Task brief - I need every line of the material below that includes the string "file".

□ □ □ □ □

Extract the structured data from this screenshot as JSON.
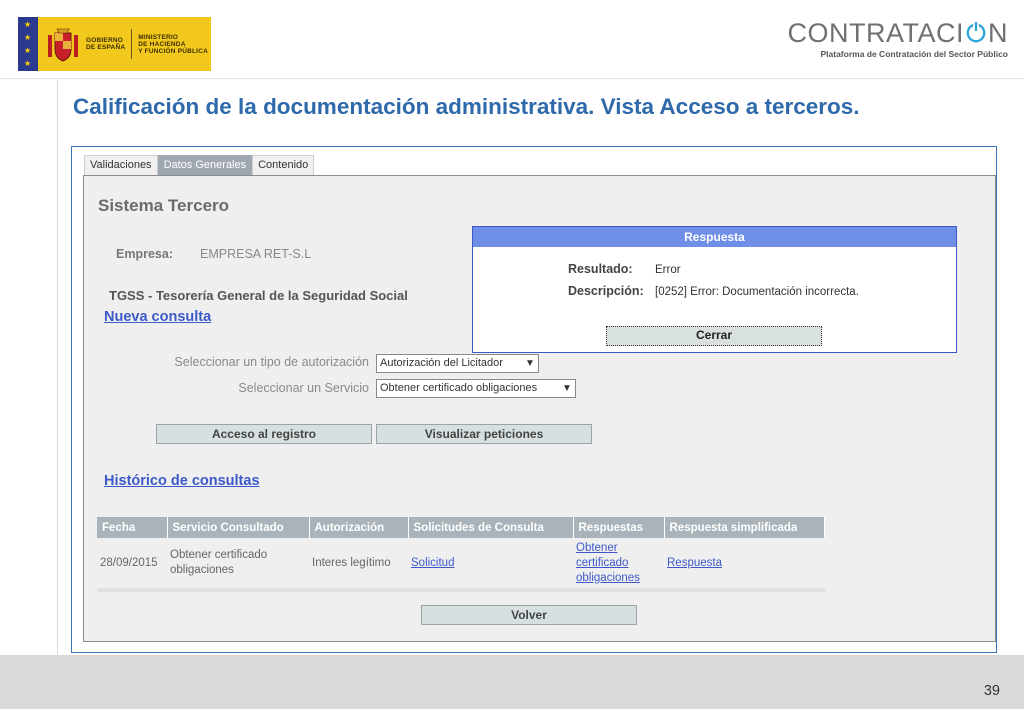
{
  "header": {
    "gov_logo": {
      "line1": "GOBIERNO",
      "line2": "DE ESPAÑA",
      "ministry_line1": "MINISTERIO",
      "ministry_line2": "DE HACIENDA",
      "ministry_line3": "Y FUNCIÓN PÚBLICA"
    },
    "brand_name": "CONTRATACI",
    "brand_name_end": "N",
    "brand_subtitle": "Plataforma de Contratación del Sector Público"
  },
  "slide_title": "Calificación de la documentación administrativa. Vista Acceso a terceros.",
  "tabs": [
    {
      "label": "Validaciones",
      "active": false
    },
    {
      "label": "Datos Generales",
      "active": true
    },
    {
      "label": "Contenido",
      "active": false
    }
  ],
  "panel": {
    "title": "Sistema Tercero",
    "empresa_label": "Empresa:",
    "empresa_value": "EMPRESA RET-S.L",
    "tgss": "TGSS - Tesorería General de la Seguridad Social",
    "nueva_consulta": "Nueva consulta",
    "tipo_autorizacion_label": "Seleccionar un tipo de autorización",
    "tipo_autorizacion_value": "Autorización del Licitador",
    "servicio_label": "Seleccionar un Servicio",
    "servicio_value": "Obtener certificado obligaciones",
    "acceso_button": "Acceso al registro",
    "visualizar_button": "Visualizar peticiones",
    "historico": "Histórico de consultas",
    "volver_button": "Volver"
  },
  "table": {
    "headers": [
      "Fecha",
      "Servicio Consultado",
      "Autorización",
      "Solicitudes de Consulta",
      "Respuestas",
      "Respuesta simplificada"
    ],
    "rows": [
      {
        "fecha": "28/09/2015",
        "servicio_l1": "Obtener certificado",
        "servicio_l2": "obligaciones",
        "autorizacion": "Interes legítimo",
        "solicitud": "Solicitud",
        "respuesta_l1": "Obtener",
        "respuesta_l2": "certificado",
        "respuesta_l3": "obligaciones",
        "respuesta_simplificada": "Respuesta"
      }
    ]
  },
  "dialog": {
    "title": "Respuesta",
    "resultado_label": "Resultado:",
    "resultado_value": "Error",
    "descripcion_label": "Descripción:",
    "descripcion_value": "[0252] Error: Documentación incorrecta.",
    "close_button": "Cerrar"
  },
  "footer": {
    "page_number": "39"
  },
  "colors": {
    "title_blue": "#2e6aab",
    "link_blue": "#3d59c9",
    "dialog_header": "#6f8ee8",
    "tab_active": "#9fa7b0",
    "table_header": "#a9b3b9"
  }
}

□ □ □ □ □

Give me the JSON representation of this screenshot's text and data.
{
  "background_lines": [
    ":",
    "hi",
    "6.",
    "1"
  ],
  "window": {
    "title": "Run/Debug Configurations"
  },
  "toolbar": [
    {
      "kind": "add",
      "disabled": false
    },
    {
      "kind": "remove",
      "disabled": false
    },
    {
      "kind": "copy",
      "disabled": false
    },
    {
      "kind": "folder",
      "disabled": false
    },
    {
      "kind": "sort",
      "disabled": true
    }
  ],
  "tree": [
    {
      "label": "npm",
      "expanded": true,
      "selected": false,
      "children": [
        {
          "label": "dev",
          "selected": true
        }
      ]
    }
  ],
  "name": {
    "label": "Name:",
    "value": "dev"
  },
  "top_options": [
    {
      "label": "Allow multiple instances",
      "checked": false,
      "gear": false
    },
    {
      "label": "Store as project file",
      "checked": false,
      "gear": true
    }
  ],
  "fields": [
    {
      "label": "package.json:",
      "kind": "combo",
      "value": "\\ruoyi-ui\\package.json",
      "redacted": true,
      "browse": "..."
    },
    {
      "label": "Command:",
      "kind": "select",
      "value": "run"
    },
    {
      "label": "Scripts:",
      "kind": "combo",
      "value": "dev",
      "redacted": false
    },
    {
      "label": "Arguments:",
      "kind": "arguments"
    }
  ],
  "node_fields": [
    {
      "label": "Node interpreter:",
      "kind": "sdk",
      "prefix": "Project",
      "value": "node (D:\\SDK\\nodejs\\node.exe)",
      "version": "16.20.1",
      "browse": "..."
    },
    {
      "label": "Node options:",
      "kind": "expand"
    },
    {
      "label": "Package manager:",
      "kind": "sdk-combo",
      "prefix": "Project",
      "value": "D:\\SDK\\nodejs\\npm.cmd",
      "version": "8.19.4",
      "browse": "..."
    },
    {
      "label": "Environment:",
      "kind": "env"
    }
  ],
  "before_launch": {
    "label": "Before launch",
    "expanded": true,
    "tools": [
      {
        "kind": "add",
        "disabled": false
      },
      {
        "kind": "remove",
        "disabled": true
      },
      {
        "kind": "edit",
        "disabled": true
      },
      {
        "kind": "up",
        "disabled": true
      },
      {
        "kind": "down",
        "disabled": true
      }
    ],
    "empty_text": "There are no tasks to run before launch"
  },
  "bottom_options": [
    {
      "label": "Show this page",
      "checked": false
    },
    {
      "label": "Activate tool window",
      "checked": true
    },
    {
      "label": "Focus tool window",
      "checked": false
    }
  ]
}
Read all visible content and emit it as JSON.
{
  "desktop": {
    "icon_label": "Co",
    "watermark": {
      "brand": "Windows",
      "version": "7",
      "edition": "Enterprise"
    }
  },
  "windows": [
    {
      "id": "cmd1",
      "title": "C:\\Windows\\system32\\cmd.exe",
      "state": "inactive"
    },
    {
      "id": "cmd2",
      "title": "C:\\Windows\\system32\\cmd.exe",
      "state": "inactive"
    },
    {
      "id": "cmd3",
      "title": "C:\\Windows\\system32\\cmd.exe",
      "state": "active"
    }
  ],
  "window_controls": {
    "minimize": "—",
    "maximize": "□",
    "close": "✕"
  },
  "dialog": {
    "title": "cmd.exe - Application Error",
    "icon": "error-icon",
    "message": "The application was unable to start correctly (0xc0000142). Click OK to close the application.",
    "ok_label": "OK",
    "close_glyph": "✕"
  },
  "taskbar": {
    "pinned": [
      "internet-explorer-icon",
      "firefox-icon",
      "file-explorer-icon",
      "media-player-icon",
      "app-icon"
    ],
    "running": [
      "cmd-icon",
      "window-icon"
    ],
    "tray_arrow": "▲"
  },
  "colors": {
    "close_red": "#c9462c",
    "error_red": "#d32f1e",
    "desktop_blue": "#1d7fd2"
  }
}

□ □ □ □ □

Response -
      "label": "Store as project file",
      "file-explorer-icon",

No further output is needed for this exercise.